And then their penises fall off. Actually they wander around with their penis hanging out for about 20 minutes and THEN their penis falls off.

Image: berniedup
It sounds like an extremely unambiguous male menopause, but give it another 24 hours and they receive a shiny new penis to try out!

As it turns out, only 1 cm (0.4 in) of their penis pokes out of the body to perform the act. The whole organ is more like 3 cm (1.2 in) long, with the rest coiled up within their body. After 24 hours, this coiled part is able to make a whole new penis!

Image: Stephen Childs
Easy come, easy go, easy come again
This works for three matings, or a long, dirty weekend. After that, the coil is all used up and it's not currently known how long it takes for it to regrow.

And why do they do this? The penis is covered in backward pointing spines, possibly to remove the previously deposited sperm of rivals. It could be that all those spines make it difficult to unplug the thing from their partner's female parts.

When they said "all's fair in love and war", I didn't realise that included amputation.


Check out the original paper, Sekizawa et al in Biology Letters

1 comment:

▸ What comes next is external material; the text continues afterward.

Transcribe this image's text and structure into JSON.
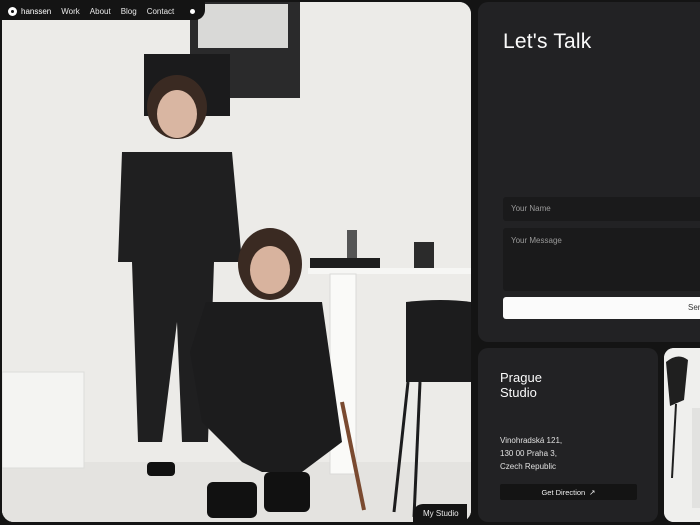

Joseph JG said...

Terrible, I know. Things ended up getting less romantic and more dirty!